Demonstration of the use of a universal indicator
THE use of a mixed indicator for the determination of hydrogen ion concentration was demonstrated. I t was explained that the idea of an indicator showing changes of colour corresponding to the spectrum was originally suggested by Dr. J. Moir ( J . Chem. Met. and Min. SOC. S. Africa, February, 1917, p. 129), who used a mixed solution of methyl red, naphtholphthalein and phenolphthalein for determining the neutrality of waters. This mixture has been improved by the addition of bromothymol-blue

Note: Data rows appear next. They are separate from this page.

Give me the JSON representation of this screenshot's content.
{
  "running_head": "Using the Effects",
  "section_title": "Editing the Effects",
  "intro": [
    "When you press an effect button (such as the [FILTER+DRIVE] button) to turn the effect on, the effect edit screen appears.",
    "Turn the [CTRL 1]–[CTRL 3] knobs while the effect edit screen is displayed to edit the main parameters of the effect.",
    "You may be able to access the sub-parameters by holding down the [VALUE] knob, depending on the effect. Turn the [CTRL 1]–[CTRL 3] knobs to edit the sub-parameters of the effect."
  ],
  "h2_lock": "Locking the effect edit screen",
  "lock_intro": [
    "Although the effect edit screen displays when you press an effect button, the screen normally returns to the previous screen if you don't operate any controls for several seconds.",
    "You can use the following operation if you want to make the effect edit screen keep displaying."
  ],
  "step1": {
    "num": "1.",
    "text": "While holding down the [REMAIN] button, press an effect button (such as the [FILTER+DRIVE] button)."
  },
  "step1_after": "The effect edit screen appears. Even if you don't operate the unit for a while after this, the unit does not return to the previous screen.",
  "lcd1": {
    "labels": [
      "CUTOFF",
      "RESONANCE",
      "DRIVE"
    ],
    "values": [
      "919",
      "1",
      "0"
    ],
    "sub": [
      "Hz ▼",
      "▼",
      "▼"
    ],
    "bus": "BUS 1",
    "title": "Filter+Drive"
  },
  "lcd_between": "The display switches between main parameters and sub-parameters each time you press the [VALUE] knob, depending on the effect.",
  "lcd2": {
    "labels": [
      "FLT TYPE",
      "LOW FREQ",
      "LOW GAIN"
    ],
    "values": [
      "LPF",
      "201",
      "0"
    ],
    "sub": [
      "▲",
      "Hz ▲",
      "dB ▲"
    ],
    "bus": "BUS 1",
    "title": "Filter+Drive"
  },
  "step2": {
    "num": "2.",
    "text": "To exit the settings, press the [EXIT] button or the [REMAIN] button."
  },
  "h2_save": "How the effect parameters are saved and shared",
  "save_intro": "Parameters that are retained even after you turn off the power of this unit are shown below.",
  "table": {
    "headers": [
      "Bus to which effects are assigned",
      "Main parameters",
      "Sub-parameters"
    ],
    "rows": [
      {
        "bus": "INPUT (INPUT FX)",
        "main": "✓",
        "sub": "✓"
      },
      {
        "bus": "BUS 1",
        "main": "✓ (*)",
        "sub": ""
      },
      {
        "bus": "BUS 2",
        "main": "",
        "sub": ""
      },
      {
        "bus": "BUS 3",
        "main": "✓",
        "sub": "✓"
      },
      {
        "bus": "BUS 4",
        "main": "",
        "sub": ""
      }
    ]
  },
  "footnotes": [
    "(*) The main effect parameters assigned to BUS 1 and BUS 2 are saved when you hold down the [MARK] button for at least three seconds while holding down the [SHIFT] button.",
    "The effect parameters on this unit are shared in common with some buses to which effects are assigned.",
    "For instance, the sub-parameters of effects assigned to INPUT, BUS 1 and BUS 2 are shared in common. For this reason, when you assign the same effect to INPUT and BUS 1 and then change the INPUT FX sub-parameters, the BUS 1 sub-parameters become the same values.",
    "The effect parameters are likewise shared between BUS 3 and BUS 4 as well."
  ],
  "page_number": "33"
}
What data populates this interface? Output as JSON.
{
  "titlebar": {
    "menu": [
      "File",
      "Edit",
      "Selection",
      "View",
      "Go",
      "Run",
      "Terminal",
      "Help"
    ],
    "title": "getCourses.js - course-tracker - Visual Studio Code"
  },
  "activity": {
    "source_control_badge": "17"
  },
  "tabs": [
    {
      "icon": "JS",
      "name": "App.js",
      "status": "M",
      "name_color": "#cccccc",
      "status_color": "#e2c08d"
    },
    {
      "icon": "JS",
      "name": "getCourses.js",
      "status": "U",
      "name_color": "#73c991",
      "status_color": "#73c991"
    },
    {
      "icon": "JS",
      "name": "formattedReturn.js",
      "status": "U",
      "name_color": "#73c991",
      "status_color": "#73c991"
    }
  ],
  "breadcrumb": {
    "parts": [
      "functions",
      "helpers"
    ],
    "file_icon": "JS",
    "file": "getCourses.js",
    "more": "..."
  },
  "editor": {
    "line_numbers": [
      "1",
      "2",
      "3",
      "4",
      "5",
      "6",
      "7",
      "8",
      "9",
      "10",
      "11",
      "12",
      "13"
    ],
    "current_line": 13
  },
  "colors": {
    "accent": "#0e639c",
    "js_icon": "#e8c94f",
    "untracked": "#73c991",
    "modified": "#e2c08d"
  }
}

... bromothymol-blue or thymol-phthalein and cresol-phthalein or cresol red. Mr. Cocking and Mr. Chappel have thus obtained a mixture which exhibits a series of colour changes over a range of P, from 3 to 11, combining the advantages of the several indicators. A solution containing this mixture affords a convenient and rapid means of approximately determining the P, value of a solution. By adding the indicator to a series of prepared buffer solutions, Mr. Carr showed that the colours produced were as follows:-P, 3, pale red; P, 4, red; P, 5, orange red; P, 6, orange; P, 6.5, yellow; P, 7, greenish yellow; P, 8, green; P, 8.5, bluish green; P, 9, greenish blue; P, 9.5, blue; P, 10, violet; P, 11, reddish violet. DISCUSSION. Mr. HINKS enquired why the colours in Mr. Carr's exhibit went in the spectrum order, as he could see no connection between the spectrum and hydrogen ion concent ration.